Toward Understanding Paul is short book, weighing in at just over 130 pages. I’m guessing it was written as college text, probably for introductory courses on the New Testament. Toward Understanding Paul at its heart is theologically conservative, probably evangelical. Therefore, Blackwelder stands firm on his belief Paul wrote all the epistles attributed to him, and was inspired by God as he wrote them. But it’s also important to note, according to Blackwelder Paul never considered his letters scripture. In the first century AD what Jews and early Christians called scripture was the Hebrew Bible. Only years later, would Paul’s letters, plus the Gospels, Acts and Revelation be treated as scripture by the early Church.
To those who are skeptical of Paul’s conversion experience on the road to Damascus, preferring to believe that Paul experienced some sort of natural phenomenon like an epileptic seizure or fit of sunstroke, Blackwelder, firm in his faith points out it’s rare for such non supernatural experiences to bring out change that’s so permanent and profound.
He also believes Paul was eventually released from prison (more like house arrest) and embarked on yet another missionary journey, probably to Spain. Later, he was arrested and executed during the reign of Nero. Even though these events aren’t specifically mentioned in the New Testament.

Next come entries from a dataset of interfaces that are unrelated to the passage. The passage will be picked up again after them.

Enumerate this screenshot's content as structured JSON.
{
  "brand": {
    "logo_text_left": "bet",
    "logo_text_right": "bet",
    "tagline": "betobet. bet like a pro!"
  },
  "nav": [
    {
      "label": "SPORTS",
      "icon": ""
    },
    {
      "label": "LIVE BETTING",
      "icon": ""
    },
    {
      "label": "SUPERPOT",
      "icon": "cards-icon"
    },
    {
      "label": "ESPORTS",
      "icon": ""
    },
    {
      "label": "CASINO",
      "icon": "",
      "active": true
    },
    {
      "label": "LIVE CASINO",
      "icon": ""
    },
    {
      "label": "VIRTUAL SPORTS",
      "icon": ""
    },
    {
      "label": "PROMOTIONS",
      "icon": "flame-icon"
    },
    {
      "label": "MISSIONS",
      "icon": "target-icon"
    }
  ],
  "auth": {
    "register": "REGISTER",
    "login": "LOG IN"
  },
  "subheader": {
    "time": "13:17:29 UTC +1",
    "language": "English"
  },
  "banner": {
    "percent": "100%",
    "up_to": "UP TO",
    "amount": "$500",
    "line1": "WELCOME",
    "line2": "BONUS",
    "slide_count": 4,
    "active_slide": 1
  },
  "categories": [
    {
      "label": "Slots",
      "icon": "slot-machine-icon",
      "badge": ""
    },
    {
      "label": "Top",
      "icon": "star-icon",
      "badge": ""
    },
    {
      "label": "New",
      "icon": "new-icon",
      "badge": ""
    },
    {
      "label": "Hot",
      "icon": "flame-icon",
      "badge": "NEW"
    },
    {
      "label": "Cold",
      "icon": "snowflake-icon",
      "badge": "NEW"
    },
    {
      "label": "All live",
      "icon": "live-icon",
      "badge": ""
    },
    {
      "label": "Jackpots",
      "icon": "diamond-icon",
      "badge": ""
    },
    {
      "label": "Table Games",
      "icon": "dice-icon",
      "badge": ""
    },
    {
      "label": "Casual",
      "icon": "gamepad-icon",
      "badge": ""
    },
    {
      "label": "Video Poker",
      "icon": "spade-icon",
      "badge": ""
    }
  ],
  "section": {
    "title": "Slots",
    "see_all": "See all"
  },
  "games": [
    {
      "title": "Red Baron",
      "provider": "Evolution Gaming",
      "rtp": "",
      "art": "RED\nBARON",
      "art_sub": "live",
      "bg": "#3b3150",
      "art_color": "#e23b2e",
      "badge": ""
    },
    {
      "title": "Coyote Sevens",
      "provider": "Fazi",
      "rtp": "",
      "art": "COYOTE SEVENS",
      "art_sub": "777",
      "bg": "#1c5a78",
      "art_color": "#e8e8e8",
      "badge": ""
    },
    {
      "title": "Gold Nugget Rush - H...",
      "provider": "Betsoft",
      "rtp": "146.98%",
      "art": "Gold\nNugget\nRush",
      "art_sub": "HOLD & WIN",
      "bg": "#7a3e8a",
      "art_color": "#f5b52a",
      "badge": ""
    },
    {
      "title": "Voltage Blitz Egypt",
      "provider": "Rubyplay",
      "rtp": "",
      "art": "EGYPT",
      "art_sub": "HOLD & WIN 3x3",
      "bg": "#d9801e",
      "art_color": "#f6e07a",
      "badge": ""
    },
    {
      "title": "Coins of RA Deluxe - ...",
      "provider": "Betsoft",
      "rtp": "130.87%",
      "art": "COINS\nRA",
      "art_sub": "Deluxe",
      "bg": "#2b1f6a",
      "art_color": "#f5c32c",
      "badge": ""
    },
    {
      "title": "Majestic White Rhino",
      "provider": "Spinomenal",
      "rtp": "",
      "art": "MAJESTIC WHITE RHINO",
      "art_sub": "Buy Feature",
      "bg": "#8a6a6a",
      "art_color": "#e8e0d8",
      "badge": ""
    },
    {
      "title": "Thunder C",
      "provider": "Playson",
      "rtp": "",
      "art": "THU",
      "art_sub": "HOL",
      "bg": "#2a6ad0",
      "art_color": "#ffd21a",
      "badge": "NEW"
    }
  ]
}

With a number of these kind of old books in my personal library, you’ll probably see more books like Toward Understanding Paul featured on my blog. Plus, some of you might remember last year I posted a link to Tara Isabela Burton’s outstanding and thought-provoking Atlantic article “Study Theology Even If You Don’t Believe in God.” Inspired by her article I hope to read more books on religion and related subjects. And when I do, you’ll read about it here.